HOW TO COMPLETE THIS TASK
Report each line of the records below that holds the word "Organ".

────────────────

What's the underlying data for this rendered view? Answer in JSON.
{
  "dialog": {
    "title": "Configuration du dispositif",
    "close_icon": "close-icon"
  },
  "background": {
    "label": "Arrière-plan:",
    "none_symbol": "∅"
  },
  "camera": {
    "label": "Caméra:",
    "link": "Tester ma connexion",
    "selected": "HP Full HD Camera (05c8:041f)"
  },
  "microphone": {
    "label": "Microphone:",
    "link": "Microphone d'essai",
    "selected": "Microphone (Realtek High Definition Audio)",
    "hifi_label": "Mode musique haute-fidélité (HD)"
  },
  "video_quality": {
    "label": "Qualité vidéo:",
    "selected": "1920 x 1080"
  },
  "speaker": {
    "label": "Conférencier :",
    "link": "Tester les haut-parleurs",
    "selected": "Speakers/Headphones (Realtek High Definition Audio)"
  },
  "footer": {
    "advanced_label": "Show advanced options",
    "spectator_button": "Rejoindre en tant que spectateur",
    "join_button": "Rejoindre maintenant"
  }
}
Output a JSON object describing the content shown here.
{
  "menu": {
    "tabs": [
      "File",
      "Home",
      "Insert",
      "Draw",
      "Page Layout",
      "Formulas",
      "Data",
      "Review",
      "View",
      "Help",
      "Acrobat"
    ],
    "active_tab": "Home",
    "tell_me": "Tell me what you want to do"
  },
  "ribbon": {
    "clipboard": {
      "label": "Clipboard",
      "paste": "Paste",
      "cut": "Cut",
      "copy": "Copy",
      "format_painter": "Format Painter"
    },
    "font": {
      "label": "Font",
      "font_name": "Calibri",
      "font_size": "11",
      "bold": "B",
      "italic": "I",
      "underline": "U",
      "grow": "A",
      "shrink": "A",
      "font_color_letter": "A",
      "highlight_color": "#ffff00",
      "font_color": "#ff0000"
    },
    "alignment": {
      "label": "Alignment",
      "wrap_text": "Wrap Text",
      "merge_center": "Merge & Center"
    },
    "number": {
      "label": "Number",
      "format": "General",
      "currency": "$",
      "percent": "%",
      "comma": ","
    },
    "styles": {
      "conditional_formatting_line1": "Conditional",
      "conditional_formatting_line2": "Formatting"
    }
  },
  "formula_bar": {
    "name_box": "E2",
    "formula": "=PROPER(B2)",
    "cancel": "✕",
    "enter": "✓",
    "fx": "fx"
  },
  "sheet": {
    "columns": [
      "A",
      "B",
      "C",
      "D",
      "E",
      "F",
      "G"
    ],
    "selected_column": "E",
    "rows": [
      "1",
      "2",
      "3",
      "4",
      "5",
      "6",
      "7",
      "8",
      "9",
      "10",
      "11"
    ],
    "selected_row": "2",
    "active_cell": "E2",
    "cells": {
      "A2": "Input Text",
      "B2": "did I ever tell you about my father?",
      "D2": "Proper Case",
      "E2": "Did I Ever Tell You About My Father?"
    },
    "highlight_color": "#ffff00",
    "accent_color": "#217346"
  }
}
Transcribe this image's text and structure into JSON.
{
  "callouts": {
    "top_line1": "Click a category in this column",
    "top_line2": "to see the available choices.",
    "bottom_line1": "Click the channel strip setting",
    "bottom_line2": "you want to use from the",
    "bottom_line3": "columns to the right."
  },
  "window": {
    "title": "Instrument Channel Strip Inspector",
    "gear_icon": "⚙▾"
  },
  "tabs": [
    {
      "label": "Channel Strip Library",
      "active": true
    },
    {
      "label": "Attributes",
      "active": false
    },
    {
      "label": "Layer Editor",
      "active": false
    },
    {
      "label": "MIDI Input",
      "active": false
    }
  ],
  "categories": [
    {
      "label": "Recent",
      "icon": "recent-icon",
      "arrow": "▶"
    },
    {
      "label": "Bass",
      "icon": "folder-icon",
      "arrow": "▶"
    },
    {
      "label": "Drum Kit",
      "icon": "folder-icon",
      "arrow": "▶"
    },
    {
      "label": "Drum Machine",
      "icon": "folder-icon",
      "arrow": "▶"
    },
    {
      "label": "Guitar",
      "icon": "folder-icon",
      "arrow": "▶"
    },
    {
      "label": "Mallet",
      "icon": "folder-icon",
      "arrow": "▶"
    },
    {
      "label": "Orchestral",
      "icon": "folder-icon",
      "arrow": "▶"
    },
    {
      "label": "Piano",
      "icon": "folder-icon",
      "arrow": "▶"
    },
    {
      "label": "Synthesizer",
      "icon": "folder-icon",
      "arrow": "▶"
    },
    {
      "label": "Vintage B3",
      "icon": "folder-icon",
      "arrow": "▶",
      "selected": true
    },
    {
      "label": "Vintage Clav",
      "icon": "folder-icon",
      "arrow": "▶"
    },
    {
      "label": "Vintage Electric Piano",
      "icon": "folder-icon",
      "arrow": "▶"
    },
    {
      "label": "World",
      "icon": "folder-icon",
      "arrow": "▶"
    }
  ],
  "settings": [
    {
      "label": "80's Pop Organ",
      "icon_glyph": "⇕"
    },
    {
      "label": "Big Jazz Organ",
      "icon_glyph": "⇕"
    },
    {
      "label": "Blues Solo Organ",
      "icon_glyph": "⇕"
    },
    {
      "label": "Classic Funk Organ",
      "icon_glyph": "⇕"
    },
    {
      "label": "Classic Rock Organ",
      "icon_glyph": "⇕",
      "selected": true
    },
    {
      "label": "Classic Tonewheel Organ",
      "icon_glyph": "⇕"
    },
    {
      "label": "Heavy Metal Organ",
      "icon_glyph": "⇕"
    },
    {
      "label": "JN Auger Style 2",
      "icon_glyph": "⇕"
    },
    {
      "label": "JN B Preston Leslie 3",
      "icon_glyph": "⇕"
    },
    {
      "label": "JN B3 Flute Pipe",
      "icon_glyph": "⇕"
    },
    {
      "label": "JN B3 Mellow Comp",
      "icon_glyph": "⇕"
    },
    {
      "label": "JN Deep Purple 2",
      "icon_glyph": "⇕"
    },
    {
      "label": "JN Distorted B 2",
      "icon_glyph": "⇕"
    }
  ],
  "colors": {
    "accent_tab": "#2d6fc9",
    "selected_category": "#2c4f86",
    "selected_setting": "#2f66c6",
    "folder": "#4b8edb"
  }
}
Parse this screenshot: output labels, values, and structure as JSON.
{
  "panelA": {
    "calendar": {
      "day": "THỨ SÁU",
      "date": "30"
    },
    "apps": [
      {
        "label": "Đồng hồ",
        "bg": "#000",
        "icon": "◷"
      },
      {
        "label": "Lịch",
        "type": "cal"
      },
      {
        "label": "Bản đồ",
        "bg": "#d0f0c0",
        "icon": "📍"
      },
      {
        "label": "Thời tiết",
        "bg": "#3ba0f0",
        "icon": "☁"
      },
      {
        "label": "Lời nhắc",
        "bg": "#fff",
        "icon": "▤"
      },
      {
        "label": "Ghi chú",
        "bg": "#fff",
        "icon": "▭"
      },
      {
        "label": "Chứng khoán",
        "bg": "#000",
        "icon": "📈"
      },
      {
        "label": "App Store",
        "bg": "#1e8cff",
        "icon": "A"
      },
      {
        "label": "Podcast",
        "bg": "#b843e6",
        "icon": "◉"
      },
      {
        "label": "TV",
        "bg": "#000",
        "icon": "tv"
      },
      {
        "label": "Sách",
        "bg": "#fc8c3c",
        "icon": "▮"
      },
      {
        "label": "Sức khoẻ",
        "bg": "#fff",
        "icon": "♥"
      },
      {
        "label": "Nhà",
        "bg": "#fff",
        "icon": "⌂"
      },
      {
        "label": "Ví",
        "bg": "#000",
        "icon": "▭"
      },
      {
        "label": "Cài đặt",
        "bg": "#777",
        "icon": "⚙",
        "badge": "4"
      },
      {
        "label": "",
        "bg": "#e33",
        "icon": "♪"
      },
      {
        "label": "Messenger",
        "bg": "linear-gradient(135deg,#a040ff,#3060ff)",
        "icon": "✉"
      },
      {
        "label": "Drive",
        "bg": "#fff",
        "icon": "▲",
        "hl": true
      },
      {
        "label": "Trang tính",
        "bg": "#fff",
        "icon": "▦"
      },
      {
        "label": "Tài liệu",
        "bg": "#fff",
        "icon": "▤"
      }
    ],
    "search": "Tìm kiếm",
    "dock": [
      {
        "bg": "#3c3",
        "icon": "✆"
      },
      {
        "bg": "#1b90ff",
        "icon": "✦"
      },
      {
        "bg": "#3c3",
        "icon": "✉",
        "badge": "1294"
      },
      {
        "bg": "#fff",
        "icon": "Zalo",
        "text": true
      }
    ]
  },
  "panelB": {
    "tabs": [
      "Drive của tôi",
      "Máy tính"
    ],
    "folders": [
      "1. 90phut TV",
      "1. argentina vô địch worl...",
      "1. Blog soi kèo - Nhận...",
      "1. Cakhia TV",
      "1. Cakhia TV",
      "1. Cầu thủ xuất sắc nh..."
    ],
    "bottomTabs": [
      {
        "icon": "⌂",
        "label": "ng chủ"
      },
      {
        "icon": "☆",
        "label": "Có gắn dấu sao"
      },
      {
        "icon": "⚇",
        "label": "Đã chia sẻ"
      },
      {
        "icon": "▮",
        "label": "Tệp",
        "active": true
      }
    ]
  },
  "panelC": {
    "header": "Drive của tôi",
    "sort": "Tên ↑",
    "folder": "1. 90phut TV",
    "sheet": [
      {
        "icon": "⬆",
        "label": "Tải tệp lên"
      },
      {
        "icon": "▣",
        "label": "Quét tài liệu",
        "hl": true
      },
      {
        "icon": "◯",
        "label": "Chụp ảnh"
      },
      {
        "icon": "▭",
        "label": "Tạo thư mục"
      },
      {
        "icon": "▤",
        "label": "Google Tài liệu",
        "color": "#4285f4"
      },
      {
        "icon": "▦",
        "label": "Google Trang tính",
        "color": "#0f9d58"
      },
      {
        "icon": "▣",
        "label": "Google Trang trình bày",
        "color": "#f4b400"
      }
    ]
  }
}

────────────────

YOUR RESPONSE
      "label": "80's Pop Organ",
      "label": "Big Jazz Organ",
      "label": "Blues Solo Organ",
      "label": "Classic Funk Organ",
      "label": "Classic Rock Organ",
      "label": "Classic Tonewheel Organ",
      "label": "Heavy Metal Organ",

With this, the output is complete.